Work instruction
Check each line of the material, and show the ones that include the word "image".

Input for this task
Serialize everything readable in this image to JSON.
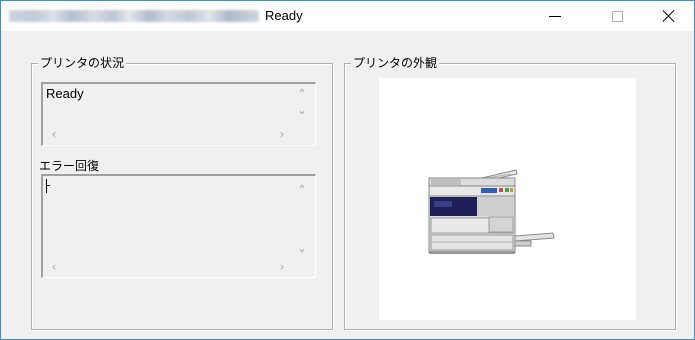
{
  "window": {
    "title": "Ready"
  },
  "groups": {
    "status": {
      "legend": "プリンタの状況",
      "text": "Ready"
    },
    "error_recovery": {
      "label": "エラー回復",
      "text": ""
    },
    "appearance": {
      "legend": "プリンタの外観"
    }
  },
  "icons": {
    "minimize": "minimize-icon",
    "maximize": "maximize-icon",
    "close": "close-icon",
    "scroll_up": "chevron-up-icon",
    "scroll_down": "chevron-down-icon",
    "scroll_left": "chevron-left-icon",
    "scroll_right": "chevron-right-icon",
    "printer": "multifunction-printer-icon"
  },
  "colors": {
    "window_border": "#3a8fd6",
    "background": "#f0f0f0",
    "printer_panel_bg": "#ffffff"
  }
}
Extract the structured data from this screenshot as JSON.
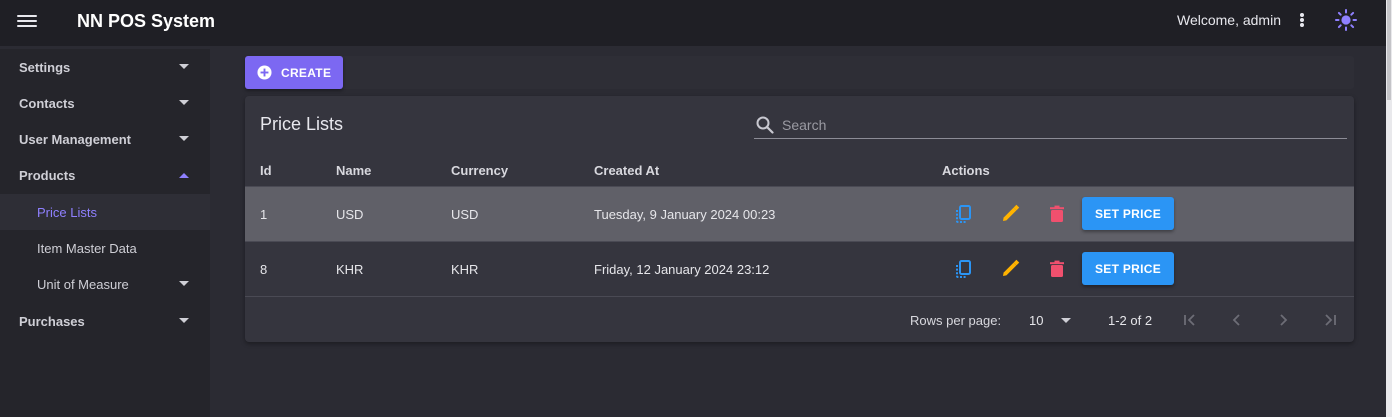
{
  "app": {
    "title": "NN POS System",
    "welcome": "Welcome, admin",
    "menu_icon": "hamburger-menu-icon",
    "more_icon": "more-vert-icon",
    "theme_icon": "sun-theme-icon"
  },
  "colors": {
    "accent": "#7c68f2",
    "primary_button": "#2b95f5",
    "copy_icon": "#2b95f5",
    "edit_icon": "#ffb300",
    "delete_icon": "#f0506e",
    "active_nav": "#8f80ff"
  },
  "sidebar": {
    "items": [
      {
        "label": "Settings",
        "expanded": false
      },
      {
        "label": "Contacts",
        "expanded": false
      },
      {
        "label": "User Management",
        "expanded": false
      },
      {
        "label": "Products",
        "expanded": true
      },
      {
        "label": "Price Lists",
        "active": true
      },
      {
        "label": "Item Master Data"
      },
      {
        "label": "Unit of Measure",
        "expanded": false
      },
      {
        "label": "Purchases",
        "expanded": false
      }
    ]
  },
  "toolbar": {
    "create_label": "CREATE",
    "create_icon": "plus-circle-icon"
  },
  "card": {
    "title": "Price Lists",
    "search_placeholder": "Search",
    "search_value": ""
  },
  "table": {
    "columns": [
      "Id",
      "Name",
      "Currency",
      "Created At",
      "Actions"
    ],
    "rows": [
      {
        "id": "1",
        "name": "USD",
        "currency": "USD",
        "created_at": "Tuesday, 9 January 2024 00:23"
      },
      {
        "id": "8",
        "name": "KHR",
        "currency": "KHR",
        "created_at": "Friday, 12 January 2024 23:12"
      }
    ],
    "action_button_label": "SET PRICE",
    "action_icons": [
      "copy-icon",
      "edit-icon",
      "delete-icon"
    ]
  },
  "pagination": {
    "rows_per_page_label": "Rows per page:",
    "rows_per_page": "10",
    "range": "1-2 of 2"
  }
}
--
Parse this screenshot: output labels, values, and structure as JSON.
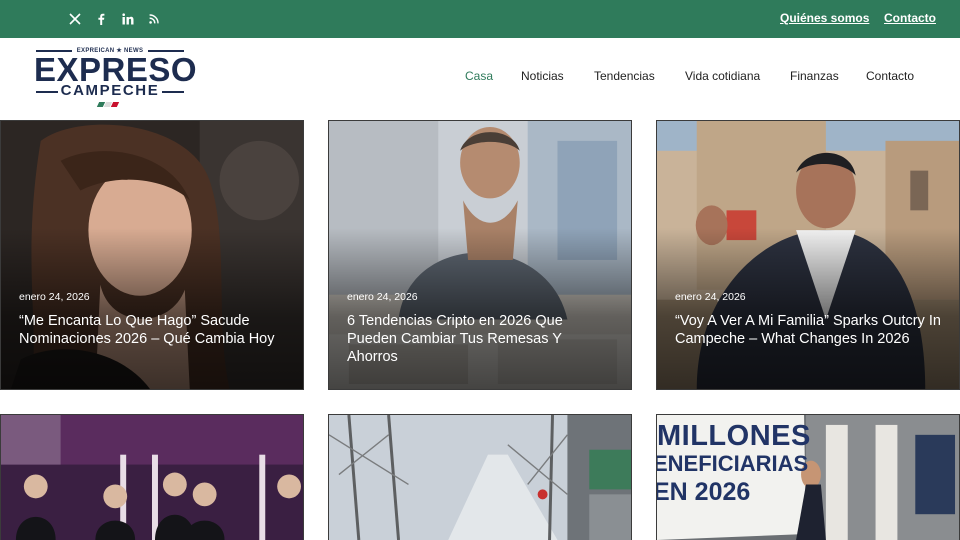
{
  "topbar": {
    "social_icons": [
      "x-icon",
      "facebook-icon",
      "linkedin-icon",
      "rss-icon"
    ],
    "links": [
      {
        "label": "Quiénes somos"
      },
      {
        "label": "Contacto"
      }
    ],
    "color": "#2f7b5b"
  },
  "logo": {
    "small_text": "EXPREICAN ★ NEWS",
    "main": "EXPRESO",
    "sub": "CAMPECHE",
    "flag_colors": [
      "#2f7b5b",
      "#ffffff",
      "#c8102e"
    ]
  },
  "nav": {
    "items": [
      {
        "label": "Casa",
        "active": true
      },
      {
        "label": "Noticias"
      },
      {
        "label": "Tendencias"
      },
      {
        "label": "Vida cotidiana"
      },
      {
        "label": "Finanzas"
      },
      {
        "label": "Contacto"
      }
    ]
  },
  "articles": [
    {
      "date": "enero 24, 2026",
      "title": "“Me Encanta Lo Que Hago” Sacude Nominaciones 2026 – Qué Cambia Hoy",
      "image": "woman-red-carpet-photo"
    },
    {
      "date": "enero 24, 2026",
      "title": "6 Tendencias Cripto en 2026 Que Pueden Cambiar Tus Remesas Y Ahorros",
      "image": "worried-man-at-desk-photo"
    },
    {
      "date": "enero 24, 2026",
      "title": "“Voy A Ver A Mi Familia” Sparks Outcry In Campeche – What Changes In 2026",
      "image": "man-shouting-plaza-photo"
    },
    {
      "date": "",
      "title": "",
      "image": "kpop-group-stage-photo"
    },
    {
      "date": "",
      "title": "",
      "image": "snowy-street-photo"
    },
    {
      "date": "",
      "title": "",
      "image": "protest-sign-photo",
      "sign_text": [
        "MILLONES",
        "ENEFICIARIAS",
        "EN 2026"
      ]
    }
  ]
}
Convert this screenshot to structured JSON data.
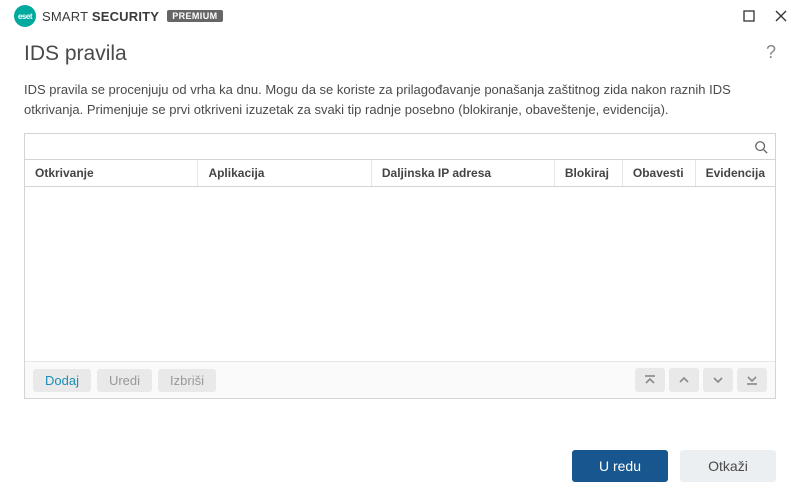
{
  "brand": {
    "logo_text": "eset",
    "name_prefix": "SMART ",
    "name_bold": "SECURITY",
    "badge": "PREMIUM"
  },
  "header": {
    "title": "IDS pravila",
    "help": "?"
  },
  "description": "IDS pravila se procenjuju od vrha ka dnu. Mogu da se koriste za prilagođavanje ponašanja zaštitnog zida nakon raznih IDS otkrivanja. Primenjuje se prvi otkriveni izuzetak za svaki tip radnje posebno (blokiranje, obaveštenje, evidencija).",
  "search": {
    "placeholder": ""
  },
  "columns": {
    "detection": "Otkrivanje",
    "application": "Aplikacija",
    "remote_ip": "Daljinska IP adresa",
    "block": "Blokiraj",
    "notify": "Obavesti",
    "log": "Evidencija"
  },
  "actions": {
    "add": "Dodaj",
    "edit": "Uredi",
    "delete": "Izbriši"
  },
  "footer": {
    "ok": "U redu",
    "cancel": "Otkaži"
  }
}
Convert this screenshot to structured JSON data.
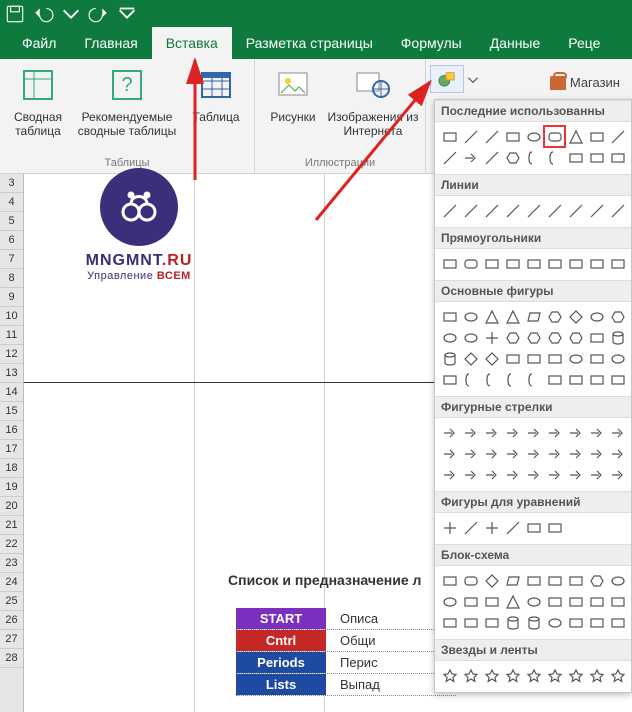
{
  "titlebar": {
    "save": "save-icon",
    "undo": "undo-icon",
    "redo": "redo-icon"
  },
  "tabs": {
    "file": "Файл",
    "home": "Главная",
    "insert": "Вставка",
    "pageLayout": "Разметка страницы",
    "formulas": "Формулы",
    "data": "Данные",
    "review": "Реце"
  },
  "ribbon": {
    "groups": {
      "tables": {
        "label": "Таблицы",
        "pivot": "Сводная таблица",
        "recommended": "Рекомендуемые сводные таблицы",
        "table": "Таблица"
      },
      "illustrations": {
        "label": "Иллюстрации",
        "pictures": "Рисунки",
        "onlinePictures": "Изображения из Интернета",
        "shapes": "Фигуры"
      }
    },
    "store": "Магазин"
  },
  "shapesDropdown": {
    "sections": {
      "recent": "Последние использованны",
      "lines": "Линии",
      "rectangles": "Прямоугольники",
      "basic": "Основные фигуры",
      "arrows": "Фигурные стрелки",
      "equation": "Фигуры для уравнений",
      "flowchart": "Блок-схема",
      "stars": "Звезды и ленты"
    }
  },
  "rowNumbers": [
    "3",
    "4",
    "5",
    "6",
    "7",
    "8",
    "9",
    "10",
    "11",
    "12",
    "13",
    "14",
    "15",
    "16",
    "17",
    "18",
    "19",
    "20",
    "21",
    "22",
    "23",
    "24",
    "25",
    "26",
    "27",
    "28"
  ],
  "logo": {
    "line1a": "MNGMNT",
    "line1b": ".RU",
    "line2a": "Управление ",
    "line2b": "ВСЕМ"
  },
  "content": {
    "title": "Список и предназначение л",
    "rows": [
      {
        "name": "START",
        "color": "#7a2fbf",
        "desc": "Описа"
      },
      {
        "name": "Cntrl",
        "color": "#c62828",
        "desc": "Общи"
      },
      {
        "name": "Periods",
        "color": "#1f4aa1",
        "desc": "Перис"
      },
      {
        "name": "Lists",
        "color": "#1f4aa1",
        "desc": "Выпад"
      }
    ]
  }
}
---
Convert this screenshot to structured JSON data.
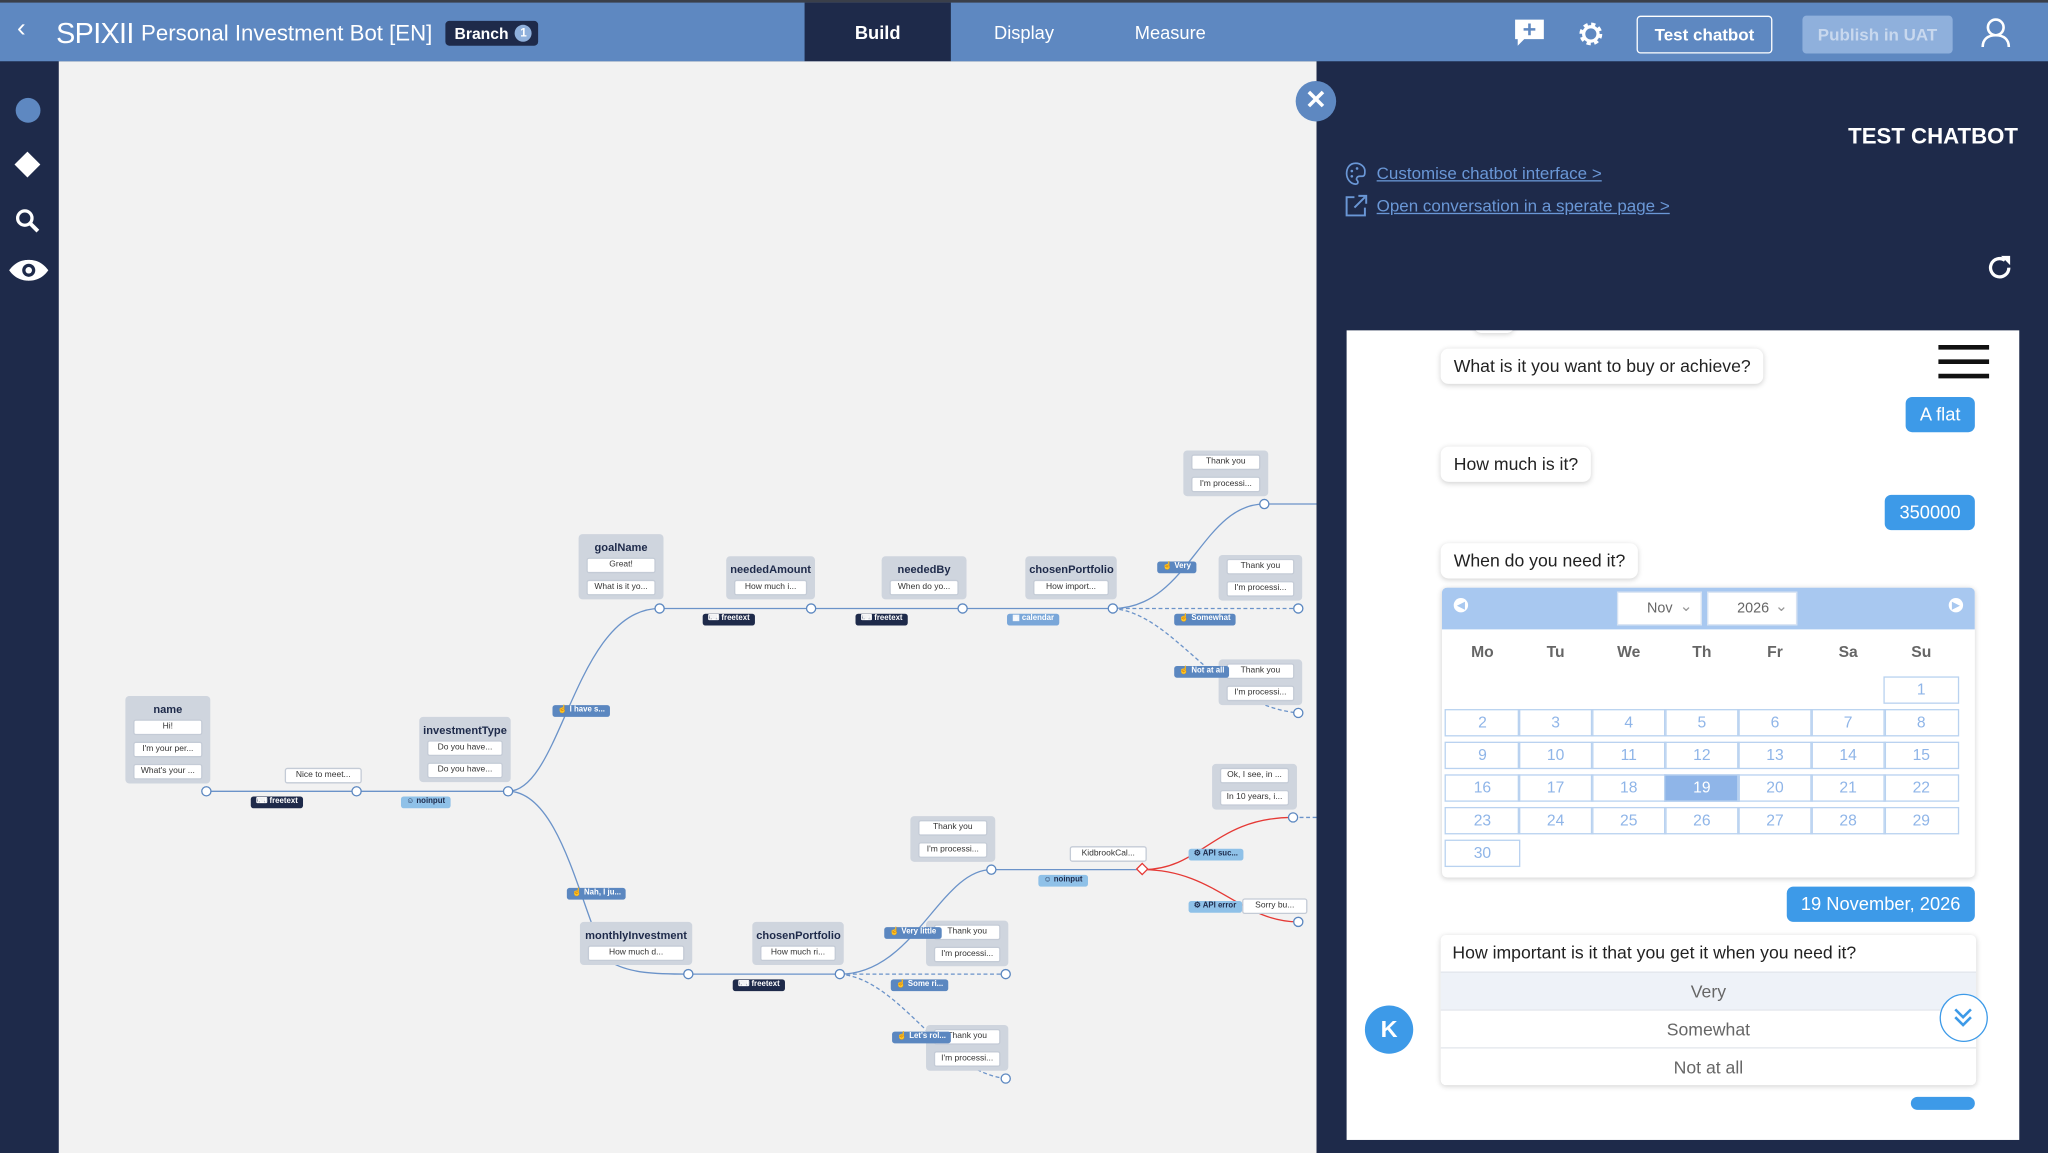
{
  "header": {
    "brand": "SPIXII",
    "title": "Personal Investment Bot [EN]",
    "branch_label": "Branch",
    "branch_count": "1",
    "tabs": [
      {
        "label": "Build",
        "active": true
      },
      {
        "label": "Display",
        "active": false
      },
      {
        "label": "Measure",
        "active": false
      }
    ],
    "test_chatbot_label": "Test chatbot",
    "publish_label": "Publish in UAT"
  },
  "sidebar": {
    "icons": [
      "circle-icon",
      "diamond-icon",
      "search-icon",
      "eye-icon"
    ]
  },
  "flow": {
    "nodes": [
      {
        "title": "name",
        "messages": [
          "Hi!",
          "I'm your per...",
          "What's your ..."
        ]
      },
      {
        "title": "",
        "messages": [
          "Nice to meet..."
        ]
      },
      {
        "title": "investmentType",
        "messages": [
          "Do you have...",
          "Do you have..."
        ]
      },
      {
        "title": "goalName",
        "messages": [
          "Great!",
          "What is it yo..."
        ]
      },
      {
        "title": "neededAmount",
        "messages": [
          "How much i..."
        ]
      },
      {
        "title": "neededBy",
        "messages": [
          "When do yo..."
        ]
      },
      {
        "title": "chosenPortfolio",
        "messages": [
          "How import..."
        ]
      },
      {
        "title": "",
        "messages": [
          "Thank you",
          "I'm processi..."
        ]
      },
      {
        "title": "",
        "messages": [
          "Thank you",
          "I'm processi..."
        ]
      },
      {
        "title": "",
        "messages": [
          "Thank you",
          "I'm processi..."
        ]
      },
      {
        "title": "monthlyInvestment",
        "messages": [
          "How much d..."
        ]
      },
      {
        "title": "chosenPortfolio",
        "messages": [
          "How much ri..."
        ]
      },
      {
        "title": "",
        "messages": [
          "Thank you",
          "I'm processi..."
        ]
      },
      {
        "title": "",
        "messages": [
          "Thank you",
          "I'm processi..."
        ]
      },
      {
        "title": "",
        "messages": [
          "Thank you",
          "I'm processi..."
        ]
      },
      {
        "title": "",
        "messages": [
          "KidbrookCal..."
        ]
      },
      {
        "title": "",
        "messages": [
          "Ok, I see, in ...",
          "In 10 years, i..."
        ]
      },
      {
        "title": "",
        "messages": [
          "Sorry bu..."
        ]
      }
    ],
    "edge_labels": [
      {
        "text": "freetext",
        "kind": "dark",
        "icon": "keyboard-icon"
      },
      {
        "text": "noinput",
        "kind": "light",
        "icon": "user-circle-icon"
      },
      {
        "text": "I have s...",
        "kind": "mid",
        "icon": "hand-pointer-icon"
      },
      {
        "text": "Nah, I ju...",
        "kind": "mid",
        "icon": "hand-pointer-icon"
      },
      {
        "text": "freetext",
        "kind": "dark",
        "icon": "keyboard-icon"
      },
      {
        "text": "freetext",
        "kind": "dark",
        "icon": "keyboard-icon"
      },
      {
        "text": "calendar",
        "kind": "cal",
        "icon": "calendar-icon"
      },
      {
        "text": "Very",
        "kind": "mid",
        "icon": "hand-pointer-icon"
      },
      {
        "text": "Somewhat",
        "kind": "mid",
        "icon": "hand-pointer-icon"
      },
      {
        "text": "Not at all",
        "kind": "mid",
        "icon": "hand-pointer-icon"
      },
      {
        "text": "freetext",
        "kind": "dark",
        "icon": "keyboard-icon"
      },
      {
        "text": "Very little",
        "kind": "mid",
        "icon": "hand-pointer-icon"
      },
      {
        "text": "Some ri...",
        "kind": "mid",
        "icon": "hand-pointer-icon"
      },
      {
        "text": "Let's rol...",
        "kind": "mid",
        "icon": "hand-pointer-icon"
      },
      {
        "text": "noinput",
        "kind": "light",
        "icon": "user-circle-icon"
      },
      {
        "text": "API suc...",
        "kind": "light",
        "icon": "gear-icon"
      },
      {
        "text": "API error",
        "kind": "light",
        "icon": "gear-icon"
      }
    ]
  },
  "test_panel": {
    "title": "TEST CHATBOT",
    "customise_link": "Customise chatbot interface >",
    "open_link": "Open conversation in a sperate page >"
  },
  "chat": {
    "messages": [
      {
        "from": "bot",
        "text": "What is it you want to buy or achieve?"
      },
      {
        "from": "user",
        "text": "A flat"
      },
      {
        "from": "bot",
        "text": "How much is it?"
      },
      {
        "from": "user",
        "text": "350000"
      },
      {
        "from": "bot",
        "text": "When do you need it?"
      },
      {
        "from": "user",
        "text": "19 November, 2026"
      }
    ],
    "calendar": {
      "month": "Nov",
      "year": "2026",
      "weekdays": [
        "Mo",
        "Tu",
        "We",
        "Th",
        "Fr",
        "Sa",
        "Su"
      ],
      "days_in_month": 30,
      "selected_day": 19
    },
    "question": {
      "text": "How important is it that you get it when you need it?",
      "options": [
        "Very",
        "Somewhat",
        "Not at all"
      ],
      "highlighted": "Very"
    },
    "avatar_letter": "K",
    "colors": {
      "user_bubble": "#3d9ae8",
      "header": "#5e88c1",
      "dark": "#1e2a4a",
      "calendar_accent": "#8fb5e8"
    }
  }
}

Response below
Serialize everything readable in this image to JSON.
      "image": "woman-red-carpet-photo"
      "image": "worried-man-at-desk-photo"
      "image": "man-shouting-plaza-photo"
      "image": "kpop-group-stage-photo"
      "image": "snowy-street-photo"
      "image": "protest-sign-photo",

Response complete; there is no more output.